South West Forum held a conference titled ‘Proving Your Impact’, on 13th June 2012 in Exeter. The links to the presentations from the conference are below:
Impact measurement and Social Value – a Policy Context – Peter Bailey, Big Lottery Fund
Charlotte Hanson, Research Project Manager, South West Forum
Getting started and choosing an approach - Nicky Stevenson, The Guild
The value of impact measurement - Julie Hawker, CEO Cosmic
Measuring Soft Outcomes – Peter Bailey, Big Lottery Fund
An insight into Economic Impact methodologies – Matt Hill, University of Bristol
Measuring the Impact of Infrastructure – Karen Bell, University of Bristol, and Ruth Pitter, VOSCUR
Moving towards an Outcomes approach – Jill Davies, South Hams CVS
A few points from the day:
- There was much said about the increasing importance of measuring impact due to less funding being available, the increased competition for public sector contracts and the pressure to benchmark, compare and compete.
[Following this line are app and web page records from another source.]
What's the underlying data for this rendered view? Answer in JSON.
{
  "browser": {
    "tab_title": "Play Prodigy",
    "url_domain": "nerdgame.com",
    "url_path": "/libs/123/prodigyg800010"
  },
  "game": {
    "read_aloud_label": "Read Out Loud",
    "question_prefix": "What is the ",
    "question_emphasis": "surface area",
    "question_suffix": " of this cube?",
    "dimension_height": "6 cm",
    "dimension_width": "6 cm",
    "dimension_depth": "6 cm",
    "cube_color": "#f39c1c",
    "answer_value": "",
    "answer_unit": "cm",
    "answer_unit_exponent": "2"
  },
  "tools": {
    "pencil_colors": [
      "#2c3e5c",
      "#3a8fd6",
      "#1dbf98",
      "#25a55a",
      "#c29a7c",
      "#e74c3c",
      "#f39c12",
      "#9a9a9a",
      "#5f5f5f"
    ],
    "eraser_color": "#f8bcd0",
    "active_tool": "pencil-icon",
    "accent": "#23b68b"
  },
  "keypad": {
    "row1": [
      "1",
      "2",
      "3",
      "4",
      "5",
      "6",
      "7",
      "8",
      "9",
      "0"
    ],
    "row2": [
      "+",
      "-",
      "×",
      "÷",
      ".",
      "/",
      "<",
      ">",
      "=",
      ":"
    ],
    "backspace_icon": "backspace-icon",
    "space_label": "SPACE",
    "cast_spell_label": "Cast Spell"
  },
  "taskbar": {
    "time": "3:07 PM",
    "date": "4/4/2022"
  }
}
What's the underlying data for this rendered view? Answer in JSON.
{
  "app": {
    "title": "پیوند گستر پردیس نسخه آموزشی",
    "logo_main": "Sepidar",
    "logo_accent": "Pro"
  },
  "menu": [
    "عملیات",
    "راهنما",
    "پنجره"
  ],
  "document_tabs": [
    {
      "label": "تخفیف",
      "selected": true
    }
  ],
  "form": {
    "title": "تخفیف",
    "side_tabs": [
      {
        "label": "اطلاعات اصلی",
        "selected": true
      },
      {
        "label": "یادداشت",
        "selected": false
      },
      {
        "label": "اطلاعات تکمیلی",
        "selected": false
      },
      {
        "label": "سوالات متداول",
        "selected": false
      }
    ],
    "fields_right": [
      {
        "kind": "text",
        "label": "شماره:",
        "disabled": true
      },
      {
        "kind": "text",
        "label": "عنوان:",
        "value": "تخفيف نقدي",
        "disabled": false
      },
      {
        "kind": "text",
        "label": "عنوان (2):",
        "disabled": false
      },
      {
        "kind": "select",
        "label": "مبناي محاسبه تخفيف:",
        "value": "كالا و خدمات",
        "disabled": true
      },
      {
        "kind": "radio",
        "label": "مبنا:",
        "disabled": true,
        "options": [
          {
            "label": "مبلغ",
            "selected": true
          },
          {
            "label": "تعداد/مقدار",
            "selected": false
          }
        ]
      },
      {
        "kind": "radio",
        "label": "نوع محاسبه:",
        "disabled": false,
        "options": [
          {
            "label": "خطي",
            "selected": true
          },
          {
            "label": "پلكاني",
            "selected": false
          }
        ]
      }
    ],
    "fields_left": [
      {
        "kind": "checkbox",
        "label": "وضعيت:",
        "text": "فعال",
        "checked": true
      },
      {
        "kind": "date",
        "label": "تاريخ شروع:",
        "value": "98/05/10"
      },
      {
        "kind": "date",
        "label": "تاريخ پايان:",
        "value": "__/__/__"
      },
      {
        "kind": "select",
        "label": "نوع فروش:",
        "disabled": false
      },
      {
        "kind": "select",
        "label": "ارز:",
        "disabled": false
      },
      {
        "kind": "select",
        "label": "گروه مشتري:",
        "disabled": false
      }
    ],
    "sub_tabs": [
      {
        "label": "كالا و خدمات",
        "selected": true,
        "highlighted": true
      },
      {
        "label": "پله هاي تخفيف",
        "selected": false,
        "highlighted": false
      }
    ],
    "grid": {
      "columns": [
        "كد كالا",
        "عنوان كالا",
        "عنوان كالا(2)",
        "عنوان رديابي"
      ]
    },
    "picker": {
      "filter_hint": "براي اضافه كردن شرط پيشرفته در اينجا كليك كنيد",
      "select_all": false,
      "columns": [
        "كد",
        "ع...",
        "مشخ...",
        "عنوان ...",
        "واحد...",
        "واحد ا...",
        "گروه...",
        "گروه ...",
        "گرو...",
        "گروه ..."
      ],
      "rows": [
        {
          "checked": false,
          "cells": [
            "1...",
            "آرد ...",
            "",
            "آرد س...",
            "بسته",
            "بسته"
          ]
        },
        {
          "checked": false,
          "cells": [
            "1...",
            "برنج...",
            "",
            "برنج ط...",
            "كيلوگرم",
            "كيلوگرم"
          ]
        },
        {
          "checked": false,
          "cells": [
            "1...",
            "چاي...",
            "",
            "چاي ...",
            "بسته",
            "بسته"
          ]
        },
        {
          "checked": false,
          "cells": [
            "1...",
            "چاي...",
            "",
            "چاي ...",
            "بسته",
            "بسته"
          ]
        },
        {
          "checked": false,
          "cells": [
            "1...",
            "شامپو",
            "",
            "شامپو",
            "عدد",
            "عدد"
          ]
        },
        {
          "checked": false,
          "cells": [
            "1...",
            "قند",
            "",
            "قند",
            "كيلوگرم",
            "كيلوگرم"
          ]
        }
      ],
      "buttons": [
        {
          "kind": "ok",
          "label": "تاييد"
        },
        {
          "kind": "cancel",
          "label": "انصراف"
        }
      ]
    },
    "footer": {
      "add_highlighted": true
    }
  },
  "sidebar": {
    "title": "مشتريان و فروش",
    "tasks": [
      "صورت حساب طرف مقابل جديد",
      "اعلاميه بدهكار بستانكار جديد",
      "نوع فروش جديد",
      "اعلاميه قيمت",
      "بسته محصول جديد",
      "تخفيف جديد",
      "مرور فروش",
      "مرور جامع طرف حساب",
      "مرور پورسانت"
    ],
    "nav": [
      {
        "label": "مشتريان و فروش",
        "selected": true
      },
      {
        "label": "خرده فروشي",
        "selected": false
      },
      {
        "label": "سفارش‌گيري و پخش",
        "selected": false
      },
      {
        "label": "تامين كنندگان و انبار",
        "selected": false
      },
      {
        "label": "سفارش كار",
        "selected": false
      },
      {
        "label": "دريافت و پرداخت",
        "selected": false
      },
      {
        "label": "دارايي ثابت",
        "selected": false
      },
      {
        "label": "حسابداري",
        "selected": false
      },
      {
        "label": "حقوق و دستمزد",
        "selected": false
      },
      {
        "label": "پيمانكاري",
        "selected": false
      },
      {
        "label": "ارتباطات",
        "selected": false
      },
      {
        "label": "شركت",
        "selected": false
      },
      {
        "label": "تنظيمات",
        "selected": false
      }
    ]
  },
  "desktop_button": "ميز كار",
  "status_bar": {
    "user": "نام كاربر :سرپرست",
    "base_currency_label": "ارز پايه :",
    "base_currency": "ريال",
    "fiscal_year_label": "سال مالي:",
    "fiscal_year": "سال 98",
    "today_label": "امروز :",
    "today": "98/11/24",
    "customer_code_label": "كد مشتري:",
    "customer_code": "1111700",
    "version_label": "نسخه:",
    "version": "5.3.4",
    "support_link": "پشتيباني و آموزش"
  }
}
- Outcomes based commissioning – local authorities are working towards outcomes based commissioning which means services are paid for on the basis of a set of agreed outcomes rather than on units of service provision (numbers of service users, hours, days). They are looking to commission effective and efficient services that are able to demonstrate their impact on outcomes for service users. There was discussion around the cost of impact measurement being proportionate to a contract size, however, on a very small contract this may not leave enough to pay for any meaningful measurement. A local authority commissioner stated that they are aware of the issue of ensuring smaller organisations can compete in the commissioning process and win contracts and there needs to be a dialogue between the VCS and commissioners so that the process works for the VCS and they can compete and survive. A consortia approach to impact measurement was mentioned, although obviously VCS organisations are also competitors.
- There is often much discussion about the best way for impact to be measured. There is not a one size fits all approach and there are many tools and methods available. Organisations need to know the most effective way to measure their impact. The Guild published a guide in 2010 titled ‘Getting Started in Social Impact Measurement’ which is for small or medium sized organisations who are new or fairly new to Social Impact Measurement. Read the report here.